I have a lot of respect of our economic commentators across the range of newspapers I read on a daily basis. However, like all economists we tend to see things differently, and this can result in conflicting messages. Understanding “why” the reason is I studied economics late in my working life because in the late 1080’s and early 1990’s, we were in the wool industry in a big way when there were serious discussions regarding the wool floor price scheme. I went back to study was because during to the wool floor price discussion about the abolition of the program, I listened to two well qualified economists argue diametrically opposed arguments on keeping or abolishing the floor price. I needed to know why, using the same information each economist came to a completely different conclusion, again “WHY”.
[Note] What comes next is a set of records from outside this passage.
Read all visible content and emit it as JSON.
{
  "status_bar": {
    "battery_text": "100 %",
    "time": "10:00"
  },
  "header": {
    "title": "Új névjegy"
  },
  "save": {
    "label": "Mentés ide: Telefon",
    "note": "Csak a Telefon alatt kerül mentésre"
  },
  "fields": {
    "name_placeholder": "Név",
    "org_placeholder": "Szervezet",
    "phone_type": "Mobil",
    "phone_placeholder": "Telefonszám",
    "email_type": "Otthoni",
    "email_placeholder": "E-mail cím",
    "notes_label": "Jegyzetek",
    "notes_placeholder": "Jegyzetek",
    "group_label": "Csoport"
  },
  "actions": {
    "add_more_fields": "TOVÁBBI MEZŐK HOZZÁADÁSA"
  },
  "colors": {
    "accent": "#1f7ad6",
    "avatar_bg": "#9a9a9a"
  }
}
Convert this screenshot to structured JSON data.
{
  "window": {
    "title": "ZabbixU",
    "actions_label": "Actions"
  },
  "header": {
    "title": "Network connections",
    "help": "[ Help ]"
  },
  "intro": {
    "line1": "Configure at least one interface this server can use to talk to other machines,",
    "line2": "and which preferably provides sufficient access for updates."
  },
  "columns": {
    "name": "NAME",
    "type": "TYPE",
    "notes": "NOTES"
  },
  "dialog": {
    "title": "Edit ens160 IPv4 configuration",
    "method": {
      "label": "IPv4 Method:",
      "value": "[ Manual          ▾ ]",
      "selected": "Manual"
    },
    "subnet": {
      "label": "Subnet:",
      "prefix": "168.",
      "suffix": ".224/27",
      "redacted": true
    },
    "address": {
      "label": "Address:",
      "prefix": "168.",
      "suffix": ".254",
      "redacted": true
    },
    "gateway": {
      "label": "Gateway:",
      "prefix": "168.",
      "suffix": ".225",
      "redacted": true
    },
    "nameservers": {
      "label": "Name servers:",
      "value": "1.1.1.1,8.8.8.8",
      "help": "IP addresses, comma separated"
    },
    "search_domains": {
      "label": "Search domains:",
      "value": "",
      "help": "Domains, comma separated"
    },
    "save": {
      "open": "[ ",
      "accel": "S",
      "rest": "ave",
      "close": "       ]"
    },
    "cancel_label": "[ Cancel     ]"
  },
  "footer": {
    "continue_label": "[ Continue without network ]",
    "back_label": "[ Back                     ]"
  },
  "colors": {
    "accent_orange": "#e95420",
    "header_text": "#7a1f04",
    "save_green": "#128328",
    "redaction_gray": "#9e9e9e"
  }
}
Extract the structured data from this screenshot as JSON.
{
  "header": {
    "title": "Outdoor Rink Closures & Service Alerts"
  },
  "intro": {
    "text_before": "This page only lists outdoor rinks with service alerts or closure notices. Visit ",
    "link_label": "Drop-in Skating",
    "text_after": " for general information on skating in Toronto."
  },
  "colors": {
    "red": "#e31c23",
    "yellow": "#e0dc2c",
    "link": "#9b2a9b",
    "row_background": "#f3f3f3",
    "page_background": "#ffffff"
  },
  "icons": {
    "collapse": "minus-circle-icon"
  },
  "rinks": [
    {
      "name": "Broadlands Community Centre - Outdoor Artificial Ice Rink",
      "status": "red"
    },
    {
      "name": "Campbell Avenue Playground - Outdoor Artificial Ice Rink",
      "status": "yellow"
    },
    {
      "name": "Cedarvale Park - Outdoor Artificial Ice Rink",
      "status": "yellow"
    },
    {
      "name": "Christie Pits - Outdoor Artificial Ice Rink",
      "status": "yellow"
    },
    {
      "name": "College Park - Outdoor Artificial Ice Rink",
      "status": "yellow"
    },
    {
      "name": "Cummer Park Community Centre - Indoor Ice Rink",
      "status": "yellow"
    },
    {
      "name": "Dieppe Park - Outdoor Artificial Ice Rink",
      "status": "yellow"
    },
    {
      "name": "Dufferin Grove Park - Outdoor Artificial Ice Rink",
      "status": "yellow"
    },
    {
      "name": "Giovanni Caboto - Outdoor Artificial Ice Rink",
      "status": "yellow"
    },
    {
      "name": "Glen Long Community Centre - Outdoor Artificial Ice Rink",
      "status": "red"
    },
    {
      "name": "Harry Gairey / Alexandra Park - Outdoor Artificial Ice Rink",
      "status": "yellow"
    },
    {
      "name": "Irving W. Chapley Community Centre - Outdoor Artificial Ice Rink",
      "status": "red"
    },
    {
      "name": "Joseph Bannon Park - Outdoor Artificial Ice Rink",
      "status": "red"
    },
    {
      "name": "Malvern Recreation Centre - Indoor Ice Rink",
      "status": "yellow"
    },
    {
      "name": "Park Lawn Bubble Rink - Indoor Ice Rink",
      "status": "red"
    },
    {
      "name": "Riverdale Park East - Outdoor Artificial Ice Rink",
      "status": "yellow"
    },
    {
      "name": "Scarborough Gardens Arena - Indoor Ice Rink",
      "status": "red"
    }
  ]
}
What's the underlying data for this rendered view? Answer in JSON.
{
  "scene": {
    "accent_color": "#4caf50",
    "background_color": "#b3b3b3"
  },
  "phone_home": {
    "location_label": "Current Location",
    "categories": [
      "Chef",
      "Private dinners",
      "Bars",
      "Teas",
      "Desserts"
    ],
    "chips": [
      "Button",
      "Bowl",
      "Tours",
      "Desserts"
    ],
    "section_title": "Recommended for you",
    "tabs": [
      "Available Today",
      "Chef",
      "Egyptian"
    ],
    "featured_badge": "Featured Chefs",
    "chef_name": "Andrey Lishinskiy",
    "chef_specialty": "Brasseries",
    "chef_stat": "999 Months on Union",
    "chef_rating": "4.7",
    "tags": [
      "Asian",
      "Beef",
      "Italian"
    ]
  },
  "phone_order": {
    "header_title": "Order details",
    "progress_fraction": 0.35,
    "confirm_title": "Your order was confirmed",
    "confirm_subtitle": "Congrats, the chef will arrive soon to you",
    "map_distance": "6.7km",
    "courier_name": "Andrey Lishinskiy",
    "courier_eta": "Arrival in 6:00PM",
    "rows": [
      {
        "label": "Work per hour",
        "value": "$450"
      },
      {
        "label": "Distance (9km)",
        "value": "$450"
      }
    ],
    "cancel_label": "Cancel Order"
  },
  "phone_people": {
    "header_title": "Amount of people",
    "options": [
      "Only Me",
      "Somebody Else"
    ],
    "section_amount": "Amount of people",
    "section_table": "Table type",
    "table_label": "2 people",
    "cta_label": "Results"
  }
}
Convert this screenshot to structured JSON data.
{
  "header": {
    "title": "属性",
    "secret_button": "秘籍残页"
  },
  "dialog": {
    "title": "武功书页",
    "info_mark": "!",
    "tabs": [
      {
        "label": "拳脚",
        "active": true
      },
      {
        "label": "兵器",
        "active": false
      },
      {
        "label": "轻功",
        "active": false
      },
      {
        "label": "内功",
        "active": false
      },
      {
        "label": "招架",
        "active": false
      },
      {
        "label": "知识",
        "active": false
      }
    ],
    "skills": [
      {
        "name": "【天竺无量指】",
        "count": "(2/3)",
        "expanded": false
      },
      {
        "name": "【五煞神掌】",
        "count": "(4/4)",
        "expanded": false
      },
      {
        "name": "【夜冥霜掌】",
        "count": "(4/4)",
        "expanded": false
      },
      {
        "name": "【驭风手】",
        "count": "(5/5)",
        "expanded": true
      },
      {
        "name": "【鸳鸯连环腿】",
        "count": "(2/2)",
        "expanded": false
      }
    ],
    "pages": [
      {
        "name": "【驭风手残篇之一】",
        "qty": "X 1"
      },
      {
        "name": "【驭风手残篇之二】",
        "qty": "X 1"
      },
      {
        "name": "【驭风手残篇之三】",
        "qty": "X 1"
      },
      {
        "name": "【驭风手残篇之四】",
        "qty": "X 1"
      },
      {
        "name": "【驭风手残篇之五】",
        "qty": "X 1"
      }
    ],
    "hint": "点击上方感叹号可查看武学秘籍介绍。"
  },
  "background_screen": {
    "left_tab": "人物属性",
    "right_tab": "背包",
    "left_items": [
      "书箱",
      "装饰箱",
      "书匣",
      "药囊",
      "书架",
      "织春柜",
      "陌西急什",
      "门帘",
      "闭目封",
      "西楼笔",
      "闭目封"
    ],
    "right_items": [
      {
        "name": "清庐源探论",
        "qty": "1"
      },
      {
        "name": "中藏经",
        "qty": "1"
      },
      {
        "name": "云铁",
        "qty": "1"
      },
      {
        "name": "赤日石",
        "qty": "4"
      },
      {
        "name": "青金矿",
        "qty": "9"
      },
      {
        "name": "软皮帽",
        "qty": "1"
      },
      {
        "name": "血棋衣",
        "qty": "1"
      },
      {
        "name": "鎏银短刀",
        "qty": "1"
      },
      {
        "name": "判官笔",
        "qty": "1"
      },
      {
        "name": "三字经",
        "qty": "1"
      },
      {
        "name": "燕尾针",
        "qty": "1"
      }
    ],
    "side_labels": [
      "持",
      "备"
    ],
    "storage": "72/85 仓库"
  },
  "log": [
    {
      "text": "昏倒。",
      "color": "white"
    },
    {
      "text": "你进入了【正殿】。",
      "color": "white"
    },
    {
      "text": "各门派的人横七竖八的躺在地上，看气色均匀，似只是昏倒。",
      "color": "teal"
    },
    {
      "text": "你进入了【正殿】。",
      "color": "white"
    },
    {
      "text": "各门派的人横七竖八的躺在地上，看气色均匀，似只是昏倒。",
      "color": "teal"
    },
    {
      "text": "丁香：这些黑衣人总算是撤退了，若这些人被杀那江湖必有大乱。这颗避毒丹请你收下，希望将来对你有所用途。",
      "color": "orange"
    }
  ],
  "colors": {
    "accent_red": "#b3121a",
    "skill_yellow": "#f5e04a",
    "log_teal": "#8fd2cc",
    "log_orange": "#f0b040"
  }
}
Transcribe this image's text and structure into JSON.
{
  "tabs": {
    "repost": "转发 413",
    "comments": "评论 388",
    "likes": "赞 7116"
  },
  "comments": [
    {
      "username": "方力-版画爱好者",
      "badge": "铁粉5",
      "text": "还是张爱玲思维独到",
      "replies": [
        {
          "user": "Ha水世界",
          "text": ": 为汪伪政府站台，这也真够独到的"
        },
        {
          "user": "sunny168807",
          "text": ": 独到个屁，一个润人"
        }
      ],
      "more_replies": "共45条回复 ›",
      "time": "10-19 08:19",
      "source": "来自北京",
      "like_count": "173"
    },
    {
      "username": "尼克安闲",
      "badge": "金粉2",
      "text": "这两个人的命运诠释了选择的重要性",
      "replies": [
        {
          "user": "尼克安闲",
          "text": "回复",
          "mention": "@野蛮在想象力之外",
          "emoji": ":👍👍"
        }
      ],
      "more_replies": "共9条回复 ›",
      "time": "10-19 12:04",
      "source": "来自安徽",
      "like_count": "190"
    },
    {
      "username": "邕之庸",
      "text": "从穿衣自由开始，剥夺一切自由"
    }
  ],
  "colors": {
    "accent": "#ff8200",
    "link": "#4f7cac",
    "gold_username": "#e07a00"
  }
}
So, what will be the future for our economy? Well, as business owners we need to take responsibility for our business by being informed and absorb as much information that covers both the positive and negative outcomes of a potential future result. Get as many varied responses as we can and make informed decisions based on their response and our own experience. If possible, research why each economic commentary is coming to different conclusions (this can be as simple as who is paying the bills), get opposed reasoning, and try to obtain an unbiased opinion (this is some of the reasoning behind why I look to economic commentators employed by newspapers, as the in most cases they do not have an axe to grind, or if they do, it is well documented).
From our businesses’ perspective, we need to have a better understanding of what the future holds, and I have noted a range of comments on the future economic uncertainty, with some having a more favourable short to mid-range economic forecast, and others are less optimistic.
Regardless of what industry we are in, be it in energy, manufacturing, retail, hospitality, construction, etc, economic uncertainty impacts on our long-term financial viability.
We also need to ensure that we understand the link between the economic drivers in all of our industry sectors and how they interact. We need to take particular attention to how inflation and interest rates impact on us individually and across your supply chain. This is particularly important, as global economic conditions influence our export markets such as commodities. We need to consider how the demand of these commodities that are used to supply finished product into the US and EU markets will influence the demand for these Australian raw materials (consider the impact the GFC had upon the supply of coal and steel into China and the resulting downturn in our mining industries around 2013-14).
However, uncertainty still prevails around a range of global economic drivers. A number of commentators talk about the reduced cost of gas and the corresponding reduction in power prices in the northern hemisphere. However, power prices in the UK are still very high, even with the reduced cost of gas, equating to about $5,300 Aus per household. This will still have a significant impact on household expenditure, with the possibility that it will push the UK into a depressed economic environment as consumer spare cash dries up.
While the feedback from other EU countries is also positive, the same economic driver in the UK will also prevail with similar results to their economies. As we still have not seen what for gas supply interruption, the war in Ukraine and the impact of continued drive to penetration the energy market with non-baseload renewable energy sources will impact the longer-term economic outlook.
Another economic driver we need to be aware of is the drive to use batteries to manage the matching between energy supply and demand and the level of mineral resources to achieve this. At the moment there appears to be a serious mismatch between demand for raw materials and the ability of the mining sector to supply. This will mean that gas will be significant contributor to energy supply into the near future disrupting prices. While Europe has a very mild winter to date, the US did not, and we operate in a global economy where capital moves freely, speeding up the impact on regional economies, even if they are not directly impacted.
So back to my comment about economic commentators and why there is a varied response to the current economic conditions. As economists, we see things differently and weigh the variables according to our experience and/or knowledge. This is why we end up coming to different conclusions regarding economic outcomes for the future. For example, one of the commentators, (an article by Ticky Fullerton Australian Business Review 18 Jan 2023 “Global economic fears are melting”) suggests that there are some positive signs in a reduction in energy prices in the future, and this will assist in reducing the impact on most of our energy reliant sectors but take the time to review other commentators.
In summary, there are positive signed, but we need to continue to be wary of future economic shocks, especially in the near future.